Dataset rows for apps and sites
=-=-=
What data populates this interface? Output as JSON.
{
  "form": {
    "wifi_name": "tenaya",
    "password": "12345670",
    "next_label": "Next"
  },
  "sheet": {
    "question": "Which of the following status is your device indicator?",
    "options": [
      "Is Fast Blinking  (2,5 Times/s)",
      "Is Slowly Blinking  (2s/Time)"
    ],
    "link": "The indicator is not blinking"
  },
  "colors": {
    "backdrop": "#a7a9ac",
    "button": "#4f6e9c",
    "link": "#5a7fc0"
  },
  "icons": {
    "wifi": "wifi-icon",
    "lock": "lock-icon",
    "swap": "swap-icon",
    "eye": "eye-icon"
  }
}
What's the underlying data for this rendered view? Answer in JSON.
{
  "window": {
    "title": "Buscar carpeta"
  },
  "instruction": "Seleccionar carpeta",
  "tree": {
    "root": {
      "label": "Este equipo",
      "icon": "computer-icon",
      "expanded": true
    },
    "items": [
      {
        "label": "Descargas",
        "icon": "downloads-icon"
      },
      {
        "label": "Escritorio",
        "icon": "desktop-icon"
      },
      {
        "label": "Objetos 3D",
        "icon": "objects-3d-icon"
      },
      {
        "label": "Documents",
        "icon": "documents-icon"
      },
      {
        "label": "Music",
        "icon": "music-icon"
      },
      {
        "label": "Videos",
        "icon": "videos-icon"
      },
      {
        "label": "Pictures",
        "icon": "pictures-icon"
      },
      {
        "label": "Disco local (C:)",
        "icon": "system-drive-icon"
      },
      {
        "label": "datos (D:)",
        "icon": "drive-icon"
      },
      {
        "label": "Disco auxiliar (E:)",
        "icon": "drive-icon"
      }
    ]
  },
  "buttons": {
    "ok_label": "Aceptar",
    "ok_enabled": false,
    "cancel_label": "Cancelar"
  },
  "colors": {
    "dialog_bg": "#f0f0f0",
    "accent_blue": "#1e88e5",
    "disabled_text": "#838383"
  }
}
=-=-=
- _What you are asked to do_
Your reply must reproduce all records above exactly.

- _Result below_
What data populates this interface? Output as JSON.
{
  "form": {
    "wifi_name": "tenaya",
    "password": "12345670",
    "next_label": "Next"
  },
  "sheet": {
    "question": "Which of the following status is your device indicator?",
    "options": [
      "Is Fast Blinking  (2,5 Times/s)",
      "Is Slowly Blinking  (2s/Time)"
    ],
    "link": "The indicator is not blinking"
  },
  "colors": {
    "backdrop": "#a7a9ac",
    "button": "#4f6e9c",
    "link": "#5a7fc0"
  },
  "icons": {
    "wifi": "wifi-icon",
    "lock": "lock-icon",
    "swap": "swap-icon",
    "eye": "eye-icon"
  }
}
What's the underlying data for this rendered view? Answer in JSON.
{
  "window": {
    "title": "Buscar carpeta"
  },
  "instruction": "Seleccionar carpeta",
  "tree": {
    "root": {
      "label": "Este equipo",
      "icon": "computer-icon",
      "expanded": true
    },
    "items": [
      {
        "label": "Descargas",
        "icon": "downloads-icon"
      },
      {
        "label": "Escritorio",
        "icon": "desktop-icon"
      },
      {
        "label": "Objetos 3D",
        "icon": "objects-3d-icon"
      },
      {
        "label": "Documents",
        "icon": "documents-icon"
      },
      {
        "label": "Music",
        "icon": "music-icon"
      },
      {
        "label": "Videos",
        "icon": "videos-icon"
      },
      {
        "label": "Pictures",
        "icon": "pictures-icon"
      },
      {
        "label": "Disco local (C:)",
        "icon": "system-drive-icon"
      },
      {
        "label": "datos (D:)",
        "icon": "drive-icon"
      },
      {
        "label": "Disco auxiliar (E:)",
        "icon": "drive-icon"
      }
    ]
  },
  "buttons": {
    "ok_label": "Aceptar",
    "ok_enabled": false,
    "cancel_label": "Cancelar"
  },
  "colors": {
    "dialog_bg": "#f0f0f0",
    "accent_blue": "#1e88e5",
    "disabled_text": "#838383"
  }
}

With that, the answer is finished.